The data:
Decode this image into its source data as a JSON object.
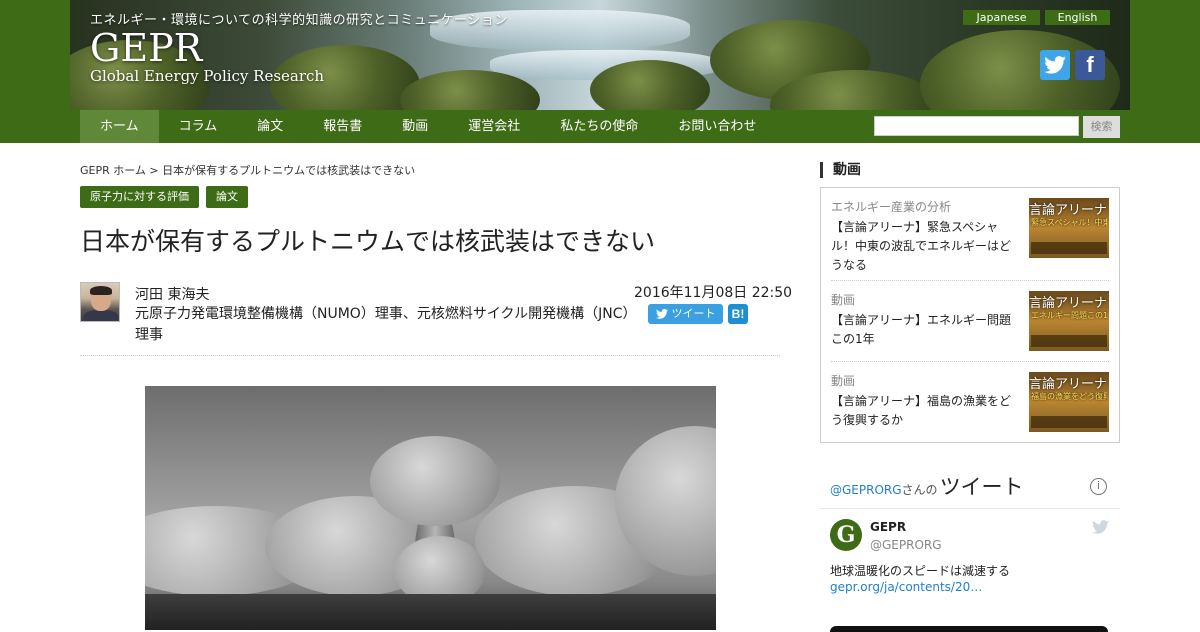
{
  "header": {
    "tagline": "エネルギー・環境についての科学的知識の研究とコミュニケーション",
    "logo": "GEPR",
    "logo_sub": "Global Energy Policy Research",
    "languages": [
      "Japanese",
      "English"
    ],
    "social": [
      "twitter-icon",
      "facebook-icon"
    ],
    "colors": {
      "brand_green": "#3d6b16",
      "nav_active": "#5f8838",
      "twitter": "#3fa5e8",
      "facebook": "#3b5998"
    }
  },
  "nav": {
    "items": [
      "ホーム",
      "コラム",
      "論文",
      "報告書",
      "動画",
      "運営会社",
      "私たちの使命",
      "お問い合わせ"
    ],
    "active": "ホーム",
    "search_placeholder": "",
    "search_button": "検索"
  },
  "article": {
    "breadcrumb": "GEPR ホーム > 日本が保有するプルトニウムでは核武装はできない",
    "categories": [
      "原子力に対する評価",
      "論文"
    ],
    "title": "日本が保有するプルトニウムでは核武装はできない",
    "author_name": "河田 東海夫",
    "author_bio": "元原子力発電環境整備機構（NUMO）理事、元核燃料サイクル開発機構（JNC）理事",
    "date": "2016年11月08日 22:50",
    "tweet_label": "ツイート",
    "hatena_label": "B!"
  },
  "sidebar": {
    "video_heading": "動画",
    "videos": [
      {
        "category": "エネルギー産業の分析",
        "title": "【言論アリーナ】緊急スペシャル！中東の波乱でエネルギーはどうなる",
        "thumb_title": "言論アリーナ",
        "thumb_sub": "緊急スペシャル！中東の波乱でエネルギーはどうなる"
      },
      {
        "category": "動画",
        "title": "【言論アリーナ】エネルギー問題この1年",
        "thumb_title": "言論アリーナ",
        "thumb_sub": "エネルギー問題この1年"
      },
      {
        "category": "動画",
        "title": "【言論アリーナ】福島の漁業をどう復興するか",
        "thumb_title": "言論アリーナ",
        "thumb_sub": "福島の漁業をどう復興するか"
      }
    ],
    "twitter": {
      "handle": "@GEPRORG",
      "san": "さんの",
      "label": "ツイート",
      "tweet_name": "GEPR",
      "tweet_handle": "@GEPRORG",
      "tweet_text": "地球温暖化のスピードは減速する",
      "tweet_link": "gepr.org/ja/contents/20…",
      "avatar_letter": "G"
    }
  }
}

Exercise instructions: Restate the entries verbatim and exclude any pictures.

Solution:
Decode this image into its source data as a JSON object.
{
  "header": {
    "tagline": "エネルギー・環境についての科学的知識の研究とコミュニケーション",
    "logo": "GEPR",
    "logo_sub": "Global Energy Policy Research",
    "languages": [
      "Japanese",
      "English"
    ],
    "social": [
      "twitter-icon",
      "facebook-icon"
    ],
    "colors": {
      "brand_green": "#3d6b16",
      "nav_active": "#5f8838",
      "twitter": "#3fa5e8",
      "facebook": "#3b5998"
    }
  },
  "nav": {
    "items": [
      "ホーム",
      "コラム",
      "論文",
      "報告書",
      "動画",
      "運営会社",
      "私たちの使命",
      "お問い合わせ"
    ],
    "active": "ホーム",
    "search_placeholder": "",
    "search_button": "検索"
  },
  "article": {
    "breadcrumb": "GEPR ホーム > 日本が保有するプルトニウムでは核武装はできない",
    "categories": [
      "原子力に対する評価",
      "論文"
    ],
    "title": "日本が保有するプルトニウムでは核武装はできない",
    "author_name": "河田 東海夫",
    "author_bio": "元原子力発電環境整備機構（NUMO）理事、元核燃料サイクル開発機構（JNC）理事",
    "date": "2016年11月08日 22:50",
    "tweet_label": "ツイート",
    "hatena_label": "B!"
  },
  "sidebar": {
    "video_heading": "動画",
    "videos": [
      {
        "category": "エネルギー産業の分析",
        "title": "【言論アリーナ】緊急スペシャル！中東の波乱でエネルギーはどうなる",
        "thumb_title": "言論アリーナ",
        "thumb_sub": "緊急スペシャル！中東の波乱でエネルギーはどうなる"
      },
      {
        "category": "動画",
        "title": "【言論アリーナ】エネルギー問題この1年",
        "thumb_title": "言論アリーナ",
        "thumb_sub": "エネルギー問題この1年"
      },
      {
        "category": "動画",
        "title": "【言論アリーナ】福島の漁業をどう復興するか",
        "thumb_title": "言論アリーナ",
        "thumb_sub": "福島の漁業をどう復興するか"
      }
    ],
    "twitter": {
      "handle": "@GEPRORG",
      "san": "さんの",
      "label": "ツイート",
      "tweet_name": "GEPR",
      "tweet_handle": "@GEPRORG",
      "tweet_text": "地球温暖化のスピードは減速する",
      "tweet_link": "gepr.org/ja/contents/20…",
      "avatar_letter": "G"
    }
  }
}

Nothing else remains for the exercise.